Gadsby spends most of his time in Moshiko with Doi, Matsuzaki’s apprentice who was seven years into a ten-year apprenticeship. They begin their days raking leaves in the cold morning hours. Gadsby learns to use a kick wheel, grinds pots, wedges clay, and observes. The days are long. At the end of his apprenticeship, he, happily using an electric wheel,  makes and fires two kiln loads of work for an exhibition. One is filled with Oribe glaze, the other shino. And then, exhausted but elated,  he returns to London to begin work on pots of his own in a studio of his own.

If Gadsby’s goal in writing this book was to impress his customers with how much goes into the education of a potter, how hard he worked to acquire his skills, it succeeds. I think it also succeeds as a deeply personal look at the potter’s craft. And, best of all, it offers wonderful and intimate portraits of two very different – and legendary – potters, Lisa Hammond and Ken Matsuzaki.

 

By My Hands: A Potter’s Apprenticeship, Ten Speed Press 978-1-9848-6358-4

Ken Matsuzaki on Film and Paper

I was not going to write about another of the books from the Goldmark Gallery in England for a few weeks, but the three catalogs and two DVD’s on Ken Matsuzaki are irresistible. Elemental, the DVD produced in 2009 is one of the best ceramic DVD’s I have seen. It includes the title video, nearly three quarters of an hour long, two shorter videos, Best in Show and Wooden Boxes, plus two slide shows one of pots from 2007, the other 2009.

Elemental opens with the sound of Matsuzaki and friends on traditional drums while we see fiery images of his anagama kiln (which was later destroyed in the March 2011 earthquake). Phil Rogers, one of the few potters Matsuzaki will allow to participate in a firing, comments on the process from beginning to end. We see Matsuzaki, his head wrapped in wet white towels, a welder’s mask across his face, and silvery fireproof arm guards as he shovels charcoal into the firemouth. When the shovel becomes red hot  he plunges it into a bucket of water to cool. Flames shoot out of the blowholes. The pots glow inside. The firing takes seven days, and consumes thousands of bundles of pine and chestnut wood, plus thirty to fifty bags of charcoal.

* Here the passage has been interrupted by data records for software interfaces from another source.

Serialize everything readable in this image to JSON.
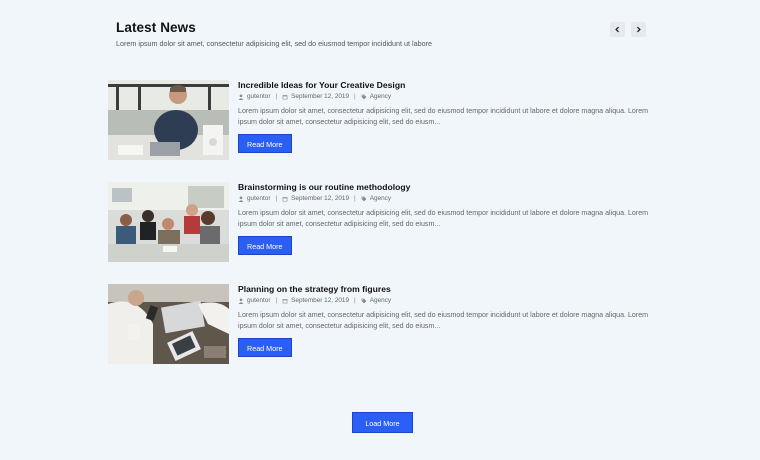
{
  "header": {
    "title": "Latest News",
    "subtitle": "Lorem ipsum dolor sit amet, consectetur adipisicing elit, sed do eiusmod tempor incididunt ut labore"
  },
  "nav": {
    "prev_icon": "chevron-left-icon",
    "next_icon": "chevron-right-icon"
  },
  "posts": [
    {
      "title": "Incredible Ideas for Your Creative Design",
      "author": "gutentor",
      "date": "September 12, 2019",
      "category": "Agency",
      "excerpt": "Lorem ipsum dolor sit amet, consectetur adipisicing elit, sed do eiusmod tempor incididunt ut labore et dolore magna aliqua. Lorem ipsum dolor sit amet, consectetur adipisicing elit, sed do eiusm...",
      "button": "Read More"
    },
    {
      "title": "Brainstorming is our routine methodology",
      "author": "gutentor",
      "date": "September 12, 2019",
      "category": "Agency",
      "excerpt": "Lorem ipsum dolor sit amet, consectetur adipisicing elit, sed do eiusmod tempor incididunt ut labore et dolore magna aliqua. Lorem ipsum dolor sit amet, consectetur adipisicing elit, sed do eiusm...",
      "button": "Read More"
    },
    {
      "title": "Planning on the strategy from figures",
      "author": "gutentor",
      "date": "September 12, 2019",
      "category": "Agency",
      "excerpt": "Lorem ipsum dolor sit amet, consectetur adipisicing elit, sed do eiusmod tempor incididunt ut labore et dolore magna aliqua. Lorem ipsum dolor sit amet, consectetur adipisicing elit, sed do eiusm...",
      "button": "Read More"
    }
  ],
  "load_more": "Load More",
  "colors": {
    "accent": "#2a5ef5",
    "background": "#f1f6fb"
  }
}
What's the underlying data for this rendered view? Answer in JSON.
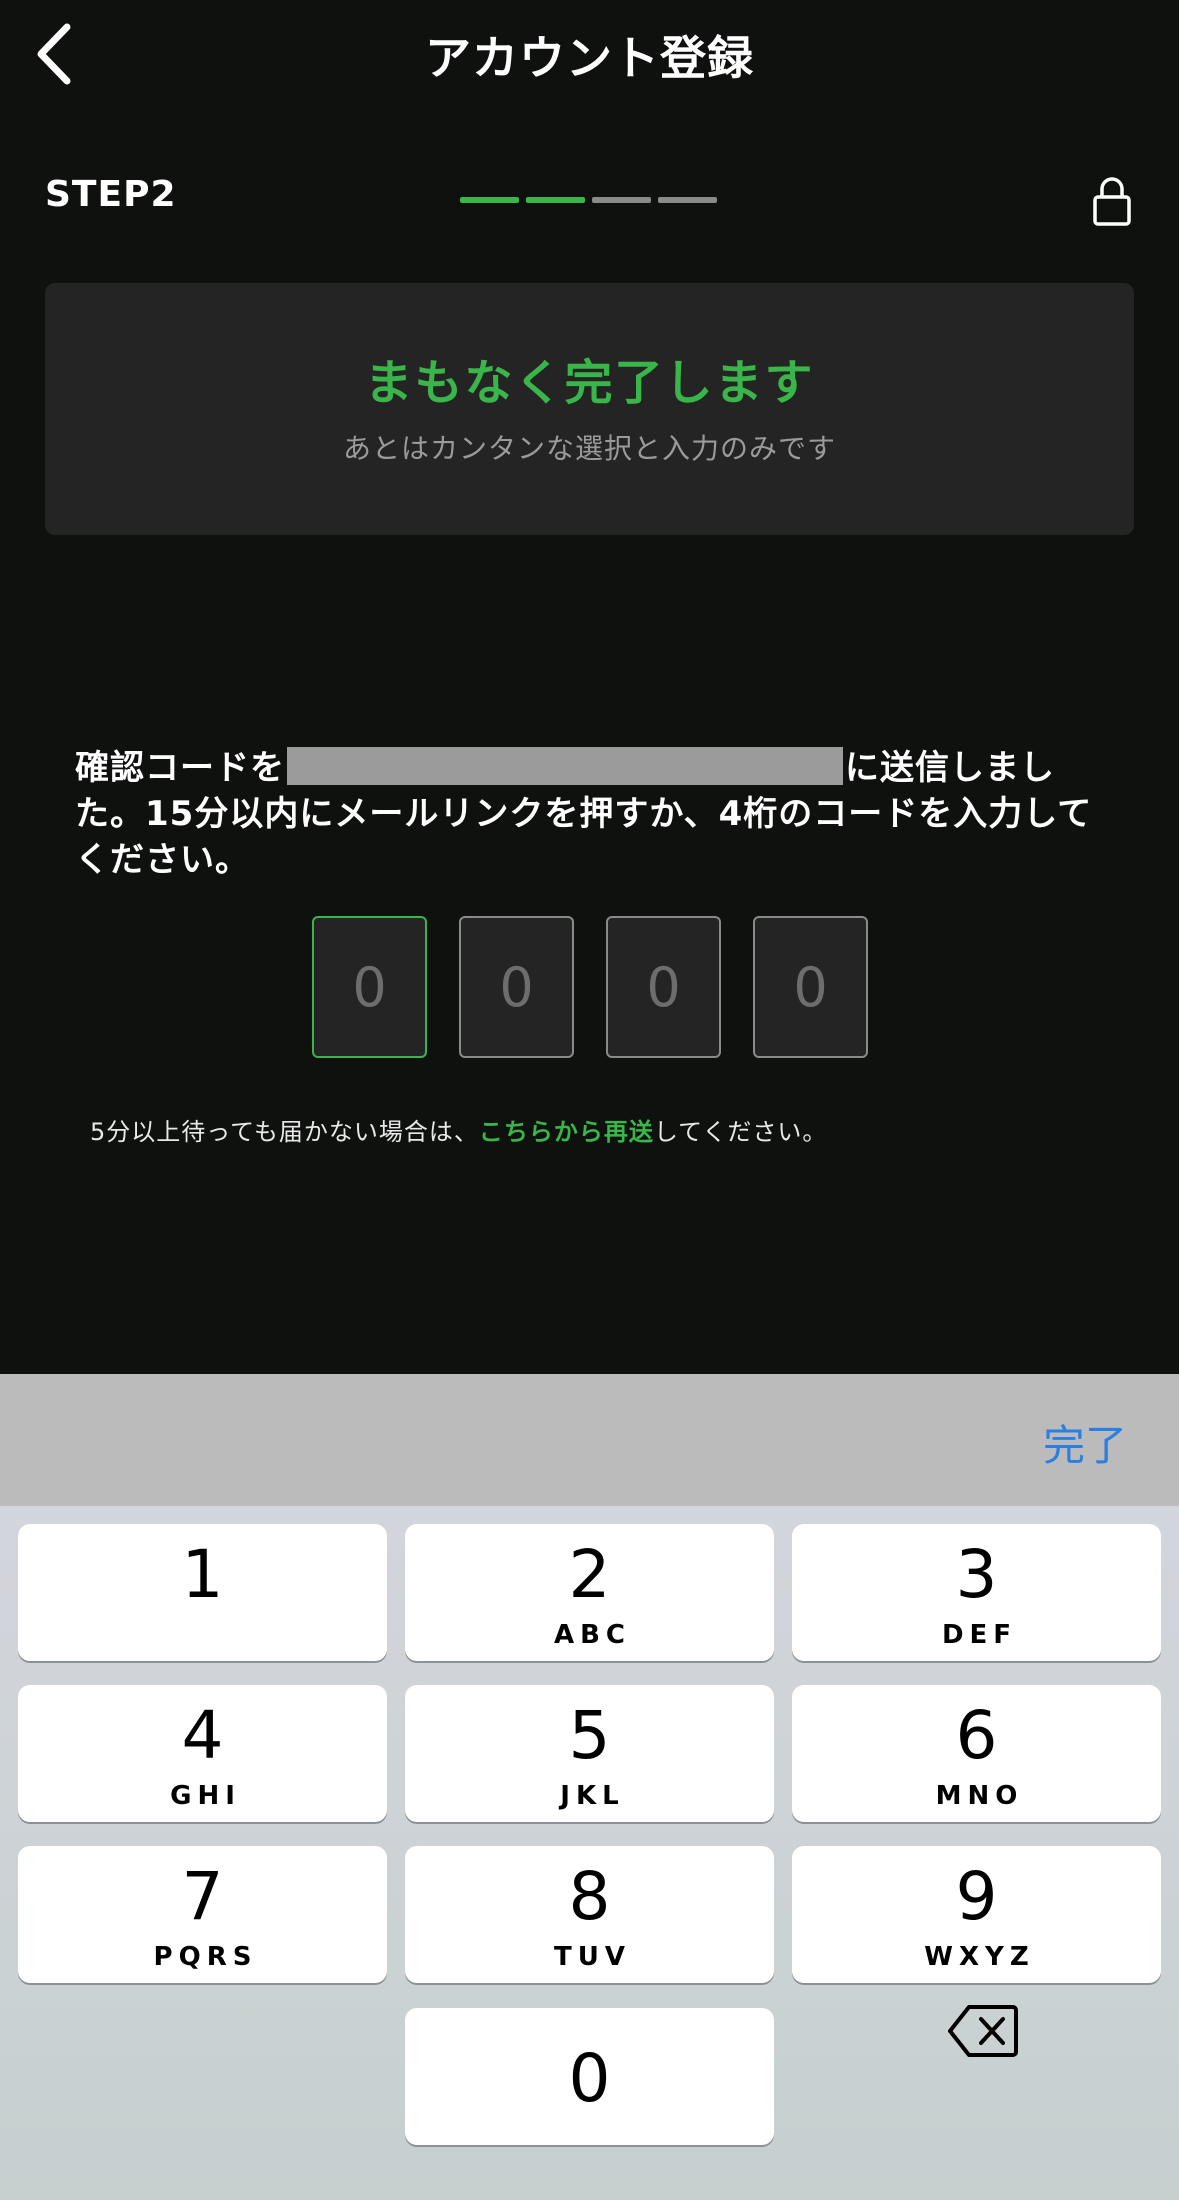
{
  "header": {
    "title": "アカウント登録",
    "back_icon": "chevron-left-icon"
  },
  "step": {
    "label": "STEP2",
    "progress_completed": 2,
    "progress_total": 4,
    "lock_icon": "lock-icon"
  },
  "banner": {
    "title": "まもなく完了します",
    "subtitle": "あとはカンタンな選択と入力のみです"
  },
  "message": {
    "before": "確認コードを",
    "after": "に送信しました。15分以内にメールリンクを押すか、4桁のコードを入力してください。"
  },
  "code_inputs": [
    {
      "placeholder": "0"
    },
    {
      "placeholder": "0"
    },
    {
      "placeholder": "0"
    },
    {
      "placeholder": "0"
    }
  ],
  "resend": {
    "before": "5分以上待っても届かない場合は、",
    "link": "こちらから再送",
    "after": "してください。"
  },
  "keyboard": {
    "done_label": "完了",
    "keys": [
      {
        "num": "1",
        "letters": ""
      },
      {
        "num": "2",
        "letters": "ABC"
      },
      {
        "num": "3",
        "letters": "DEF"
      },
      {
        "num": "4",
        "letters": "GHI"
      },
      {
        "num": "5",
        "letters": "JKL"
      },
      {
        "num": "6",
        "letters": "MNO"
      },
      {
        "num": "7",
        "letters": "PQRS"
      },
      {
        "num": "8",
        "letters": "TUV"
      },
      {
        "num": "9",
        "letters": "WXYZ"
      },
      {
        "num": "0",
        "letters": ""
      }
    ],
    "delete_icon": "backspace-icon"
  },
  "colors": {
    "accent": "#39b54a",
    "background": "#0f110f",
    "link_blue": "#2b7fe0"
  }
}
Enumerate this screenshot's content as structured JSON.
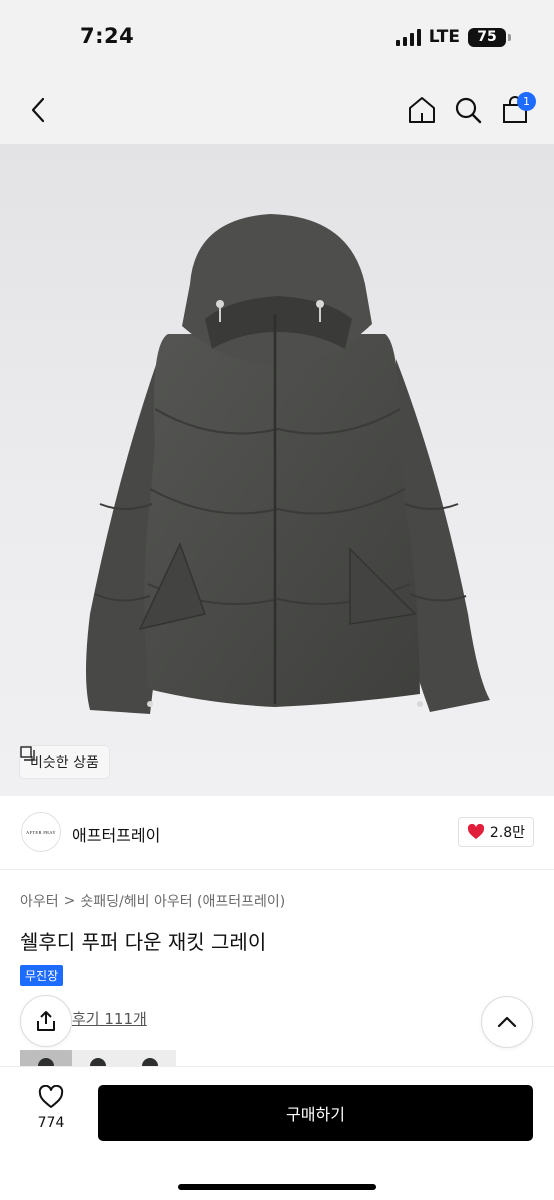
{
  "status_bar": {
    "time": "7:24",
    "network": "LTE",
    "battery": "75"
  },
  "header": {
    "cart_count": "1",
    "icons": [
      "back-icon",
      "home-icon",
      "search-icon",
      "cart-icon"
    ]
  },
  "product_image": {
    "similar_button_label": "비슷한 상품",
    "similar_icon": "copy-icon"
  },
  "brand": {
    "logo_text": "AFTER PRAY",
    "name": "애프터프레이",
    "likes": "2.8만",
    "like_icon": "heart-filled-icon"
  },
  "product": {
    "breadcrumb": [
      "아우터",
      "숏패딩/헤비 아우터 (애프터프레이)"
    ],
    "title": "쉘후디 푸퍼 다운 재킷 그레이",
    "badge": "무진장",
    "reviews": "후기 111개"
  },
  "swatches": [
    {
      "color": "#2e2f2f",
      "selected": true
    },
    {
      "color": "#2e2f2f",
      "selected": false
    },
    {
      "color": "#2e2f2f",
      "selected": false
    }
  ],
  "bottom_bar": {
    "like_count": "774",
    "buy_label": "구매하기"
  },
  "colors": {
    "accent": "#1e6bff",
    "heart": "#e0203a",
    "jacket": "#4a4b48"
  }
}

After a week’s wait, the kiln is opened and we see Matsuzaki as he unloads one astonishing pot after another. He is pleased. As is Rogers, who exclaims more than once over the fact that every pot has come through the rigors of the fire. There are no cracks or fissures. Rogers holds up various pieces, turns them over, and tells us how the kiln has affected each of them. Elemental closes with the well-attended opening at the Goldmark Gallery.

Goldmark has produced three beautiful monographs, Ken Matsuzaki with an essay by David Whiting in 2007, Ken Matsuzaki with an essay by Sebastian Blackie in 2009 which the Elemental DVD accompanies, and the most recent from 2011 with an essay by Phil Rogers. Miraculously, the pots for the last exhibit and book were already out of Japan when the earthquake struck and destroyed everything. Each of the monographs is well illustrated with high quality photos. A second DVD, which accompanies the third monograph, has a video of Matsuzaki throwing teabowls plus a slide show.

Matsuzaki glazes his pots with shinos, Oribe greens, and the natural ash glazes that cover his pots during the long firing process. His pots are meant both to behold — he places beauty above all other considerations — and if you choose, to use.

The good news is that Matsuzaki has rebuilt his kiln. This past spring, the Pucker Gallery in Boston showed his new work in an exhibit, Rising from the Ashes. I see too from his blog, Euan the Potter, that Euan Craig whose kiln was also destroyed in the earthquake is back in business. So ever so slowly, potters in Japan are recovering.